Dr. Lawrence G.Smith, writing in the April 3, 2005 issue of the American Journal of Medicine speaks of this transformation. Professionalism has been written about extensively as it relates to doctors. Smith maintains the core of professionalism is the "personal transformation of self that takes place in stages during the early years of medical training and practice" When transformed the person now interacts with society in a new and different manner.
I have no doubt that happened to me. I can still remember comments made by teachers now over thirty years ago which were part of that process. I remember the attitude of respect and seriousness that was passed to me from the professors of gross anatomy as it related to behavior to the cadavers and behavior in the lab. I remember the pathology professor who told us that when we saw patients at night in the hospital how important it was for us to look and behave like physicians.I remember the chief of surgery who insisted that his residents wear shirts and ties in the hospital and clean coats and that his definition of a surgeon was a physician who knew how to operate.I remember how the clinical faculty typically treated the patients in the county hospital always with courtesy and respect, even though at time residents might have not.
In the first few months after I completed training I was doing a locum tenens and had the occasional to call the chief of medicine, with whom I had trained, to see a private patient at 3 am. She had end stage lupus and he had seen her several years before. He arrived soon after I called him at home. He was well shaven and well dressed in a suit.

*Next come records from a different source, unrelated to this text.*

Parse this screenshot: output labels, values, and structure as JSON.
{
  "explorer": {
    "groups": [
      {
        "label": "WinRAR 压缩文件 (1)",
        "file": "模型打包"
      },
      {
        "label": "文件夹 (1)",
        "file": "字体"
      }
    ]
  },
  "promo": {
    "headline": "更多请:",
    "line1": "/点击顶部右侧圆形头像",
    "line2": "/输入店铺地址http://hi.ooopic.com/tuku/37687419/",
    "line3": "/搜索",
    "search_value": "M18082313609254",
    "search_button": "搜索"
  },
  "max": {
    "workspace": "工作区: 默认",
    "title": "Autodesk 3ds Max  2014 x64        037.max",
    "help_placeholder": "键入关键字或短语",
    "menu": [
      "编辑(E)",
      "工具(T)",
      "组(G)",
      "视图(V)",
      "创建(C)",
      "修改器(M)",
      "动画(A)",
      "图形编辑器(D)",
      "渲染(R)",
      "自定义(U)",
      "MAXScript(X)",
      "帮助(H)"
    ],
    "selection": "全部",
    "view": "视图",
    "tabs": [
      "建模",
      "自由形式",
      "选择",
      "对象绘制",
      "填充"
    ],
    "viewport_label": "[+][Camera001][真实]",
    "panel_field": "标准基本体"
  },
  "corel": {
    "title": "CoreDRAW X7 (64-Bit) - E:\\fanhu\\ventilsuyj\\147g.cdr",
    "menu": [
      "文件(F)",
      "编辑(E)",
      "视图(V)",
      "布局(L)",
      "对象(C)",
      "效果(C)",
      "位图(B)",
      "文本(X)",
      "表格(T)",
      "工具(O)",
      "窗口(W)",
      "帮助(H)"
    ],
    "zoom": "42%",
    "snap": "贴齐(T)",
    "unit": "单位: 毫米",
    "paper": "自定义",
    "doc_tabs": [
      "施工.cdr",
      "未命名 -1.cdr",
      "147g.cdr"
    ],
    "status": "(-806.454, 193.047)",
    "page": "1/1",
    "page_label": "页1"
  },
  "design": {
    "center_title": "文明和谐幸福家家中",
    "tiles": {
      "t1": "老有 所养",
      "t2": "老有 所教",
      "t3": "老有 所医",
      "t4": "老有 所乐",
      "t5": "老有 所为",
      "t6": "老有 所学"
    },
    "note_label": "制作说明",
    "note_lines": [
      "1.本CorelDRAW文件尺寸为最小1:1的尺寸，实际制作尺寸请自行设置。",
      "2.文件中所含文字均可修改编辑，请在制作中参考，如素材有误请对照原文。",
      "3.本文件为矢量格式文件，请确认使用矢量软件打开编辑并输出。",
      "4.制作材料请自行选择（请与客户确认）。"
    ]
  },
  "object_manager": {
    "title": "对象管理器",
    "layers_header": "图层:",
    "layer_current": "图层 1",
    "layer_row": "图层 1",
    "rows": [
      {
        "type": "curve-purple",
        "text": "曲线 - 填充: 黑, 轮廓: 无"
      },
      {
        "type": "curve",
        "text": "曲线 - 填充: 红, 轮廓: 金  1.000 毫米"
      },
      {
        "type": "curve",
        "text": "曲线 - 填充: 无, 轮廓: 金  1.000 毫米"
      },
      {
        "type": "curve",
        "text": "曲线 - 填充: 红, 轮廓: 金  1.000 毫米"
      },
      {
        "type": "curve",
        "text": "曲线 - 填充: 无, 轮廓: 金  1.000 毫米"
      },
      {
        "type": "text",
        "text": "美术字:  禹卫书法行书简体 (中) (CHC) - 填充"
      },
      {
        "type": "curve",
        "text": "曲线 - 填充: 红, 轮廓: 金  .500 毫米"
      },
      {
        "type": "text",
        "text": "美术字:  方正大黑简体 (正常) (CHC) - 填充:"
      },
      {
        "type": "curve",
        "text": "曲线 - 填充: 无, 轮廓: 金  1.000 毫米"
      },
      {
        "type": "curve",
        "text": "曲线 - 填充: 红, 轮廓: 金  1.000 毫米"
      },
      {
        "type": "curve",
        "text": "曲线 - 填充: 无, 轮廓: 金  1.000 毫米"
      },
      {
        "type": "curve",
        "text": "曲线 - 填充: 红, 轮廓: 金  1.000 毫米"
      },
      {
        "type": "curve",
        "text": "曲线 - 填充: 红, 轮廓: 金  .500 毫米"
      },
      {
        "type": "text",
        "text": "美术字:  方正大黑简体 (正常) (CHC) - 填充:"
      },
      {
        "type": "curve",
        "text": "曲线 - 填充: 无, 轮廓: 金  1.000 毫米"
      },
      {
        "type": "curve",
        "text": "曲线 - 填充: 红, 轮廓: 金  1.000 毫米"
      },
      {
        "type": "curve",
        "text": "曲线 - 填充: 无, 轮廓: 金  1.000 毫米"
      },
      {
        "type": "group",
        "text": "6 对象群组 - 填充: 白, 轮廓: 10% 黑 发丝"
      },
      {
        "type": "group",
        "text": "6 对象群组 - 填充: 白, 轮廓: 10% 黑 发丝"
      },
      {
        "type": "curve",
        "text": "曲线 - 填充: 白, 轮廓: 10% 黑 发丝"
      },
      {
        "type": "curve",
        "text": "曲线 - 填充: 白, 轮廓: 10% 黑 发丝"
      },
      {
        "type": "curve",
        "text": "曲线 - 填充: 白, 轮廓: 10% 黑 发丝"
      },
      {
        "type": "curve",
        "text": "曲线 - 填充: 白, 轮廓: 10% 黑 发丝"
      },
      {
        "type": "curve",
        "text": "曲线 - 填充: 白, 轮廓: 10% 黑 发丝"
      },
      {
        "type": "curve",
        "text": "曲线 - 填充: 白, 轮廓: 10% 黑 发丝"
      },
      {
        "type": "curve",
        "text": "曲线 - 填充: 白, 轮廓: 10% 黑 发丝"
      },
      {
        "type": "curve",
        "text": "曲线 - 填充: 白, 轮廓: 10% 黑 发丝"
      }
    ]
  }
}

He spent over a hour with the patient and family, completed a page and half note and spent another 10 minutes with me.The family was greatly relieved that all that could be done was done. I was greatly relieved and felt that the chief had taught me another lesson;how a physician can do things the way that should be done in the real world.
These are just a few snap shots of the events and attitudes that lead to my transition from a college kid who really had no idea what to expect in med school or beyond to a person who felt he was trained to do serious, important work and that it all was a privilege and a great obligation and that doing the right thing for the patient was what it was all about. Much of what my high school friends had done while I was in training, I had missed and in the years of training much of transpired in the world I had also missed. And much of the everyday concerns of relatives seemed to be so much less important.I believe part of that transformation process is the isolation from the daily events of the world that seems required by the intense study and training lasting for years past the usual time an adult joins the work force. Part of that transformation occurs because most of your waking hours are spent with other physicians and professionals doing what doctors do and talking about things doctors talk about.Role models are everywhere.

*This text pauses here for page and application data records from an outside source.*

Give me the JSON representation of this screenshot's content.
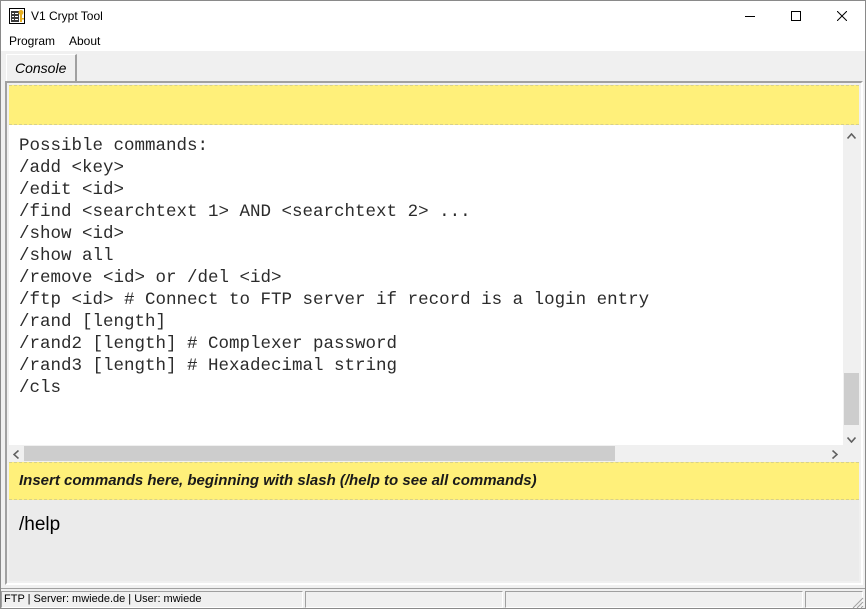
{
  "window": {
    "title": "V1 Crypt Tool",
    "icon": "key-database-icon",
    "controls": {
      "minimize": "minimize-icon",
      "maximize": "maximize-icon",
      "close": "close-icon"
    }
  },
  "menubar": {
    "items": [
      {
        "label": "Program"
      },
      {
        "label": "About"
      }
    ]
  },
  "tabs": [
    {
      "label": "Console",
      "active": true
    }
  ],
  "console": {
    "info_bar_text": "",
    "output_lines": [
      "Possible commands:",
      "/add <key>",
      "/edit <id>",
      "/find <searchtext 1> AND <searchtext 2> ...",
      "/show <id>",
      "/show all",
      "/remove <id> or /del <id>",
      "/ftp <id> # Connect to FTP server if record is a login entry",
      "/rand [length]",
      "/rand2 [length] # Complexer password",
      "/rand3 [length] # Hexadecimal string",
      "/cls"
    ],
    "hint": "Insert commands here, beginning with slash (/help to see all commands)",
    "input_value": "/help",
    "colors": {
      "yellow_bar": "#fff07a",
      "output_bg": "#ffffff",
      "input_bg": "#ebebeb"
    }
  },
  "statusbar": {
    "panels": [
      {
        "text": "FTP | Server: mwiede.de | User: mwiede"
      },
      {
        "text": ""
      },
      {
        "text": ""
      },
      {
        "text": ""
      }
    ]
  }
}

As Dr. Smith said, once the transformation occurs you cannot think of being a physician as just a job.And it is difficult to think of yourself as any thing but a physician.

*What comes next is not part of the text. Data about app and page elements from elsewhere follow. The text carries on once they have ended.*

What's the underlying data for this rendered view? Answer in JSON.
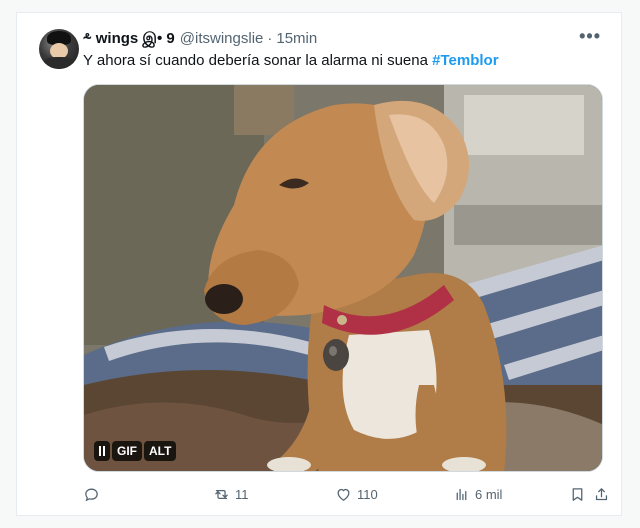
{
  "author": {
    "display_name": "⸛ wings இ• 9",
    "handle": "@itswingslie",
    "separator": "·",
    "time": "15min",
    "more_label": "•••"
  },
  "tweet": {
    "text": "Y ahora sí cuando debería sonar la alarma ni suena ",
    "hashtag": "#Temblor"
  },
  "media": {
    "badges": {
      "gif": "GIF",
      "alt": "ALT"
    }
  },
  "actions": {
    "reply_count": "",
    "retweet_count": "11",
    "like_count": "110",
    "views_count": "6 mil"
  },
  "colors": {
    "accent": "#1d9bf0",
    "secondary_text": "#536471",
    "primary_text": "#0f1419"
  },
  "icons": [
    "reply-icon",
    "retweet-icon",
    "like-icon",
    "views-icon",
    "bookmark-icon",
    "share-icon",
    "pause-icon",
    "more-icon"
  ]
}
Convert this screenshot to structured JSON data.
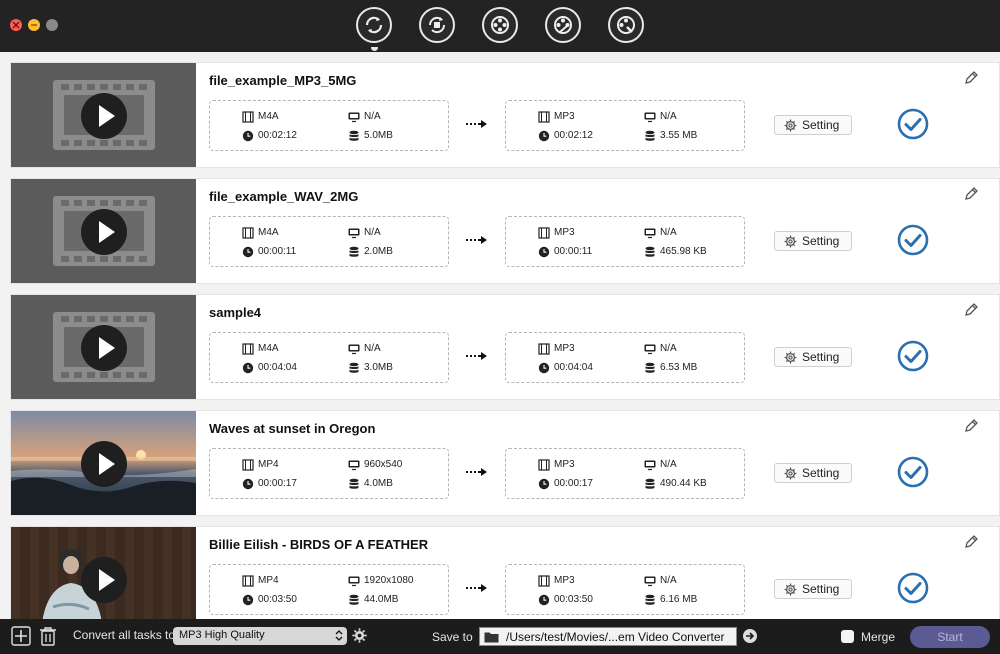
{
  "window": {
    "toolbar": [
      {
        "name": "convert-icon",
        "active": true
      },
      {
        "name": "video-convert-icon",
        "active": false
      },
      {
        "name": "film-reel-icon",
        "active": false
      },
      {
        "name": "film-edit-icon",
        "active": false
      },
      {
        "name": "film-settings-icon",
        "active": false
      }
    ]
  },
  "tasks": [
    {
      "name": "file_example_MP3_5MG",
      "thumb": "film-placeholder",
      "src": {
        "format": "M4A",
        "resolution": "N/A",
        "duration": "00:02:12",
        "size": "5.0MB"
      },
      "dst": {
        "format": "MP3",
        "resolution": "N/A",
        "duration": "00:02:12",
        "size": "3.55 MB"
      },
      "setting_label": "Setting"
    },
    {
      "name": "file_example_WAV_2MG",
      "thumb": "film-placeholder",
      "src": {
        "format": "M4A",
        "resolution": "N/A",
        "duration": "00:00:11",
        "size": "2.0MB"
      },
      "dst": {
        "format": "MP3",
        "resolution": "N/A",
        "duration": "00:00:11",
        "size": "465.98 KB"
      },
      "setting_label": "Setting"
    },
    {
      "name": "sample4",
      "thumb": "film-placeholder",
      "src": {
        "format": "M4A",
        "resolution": "N/A",
        "duration": "00:04:04",
        "size": "3.0MB"
      },
      "dst": {
        "format": "MP3",
        "resolution": "N/A",
        "duration": "00:04:04",
        "size": "6.53 MB"
      },
      "setting_label": "Setting"
    },
    {
      "name": "Waves at sunset in Oregon",
      "thumb": "sunset",
      "src": {
        "format": "MP4",
        "resolution": "960x540",
        "duration": "00:00:17",
        "size": "4.0MB"
      },
      "dst": {
        "format": "MP3",
        "resolution": "N/A",
        "duration": "00:00:17",
        "size": "490.44 KB"
      },
      "setting_label": "Setting"
    },
    {
      "name": "Billie Eilish - BIRDS OF A FEATHER",
      "thumb": "portrait",
      "src": {
        "format": "MP4",
        "resolution": "1920x1080",
        "duration": "00:03:50",
        "size": "44.0MB"
      },
      "dst": {
        "format": "MP3",
        "resolution": "N/A",
        "duration": "00:03:50",
        "size": "6.16 MB"
      },
      "setting_label": "Setting"
    }
  ],
  "bottom": {
    "convert_label": "Convert all tasks to",
    "convert_value": "MP3 High Quality",
    "save_label": "Save to",
    "save_path": "/Users/test/Movies/...em Video Converter",
    "merge_label": "Merge",
    "start_label": "Start"
  },
  "colors": {
    "accent_check": "#2a6fb0",
    "start_button": "#5a5a94",
    "titlebar": "#232323"
  }
}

And because of that transformation it becomes very hard for a physician to retire or to be forced to leave practice because of illness. Are you transformed back into a lay person or are you still a physician who ...?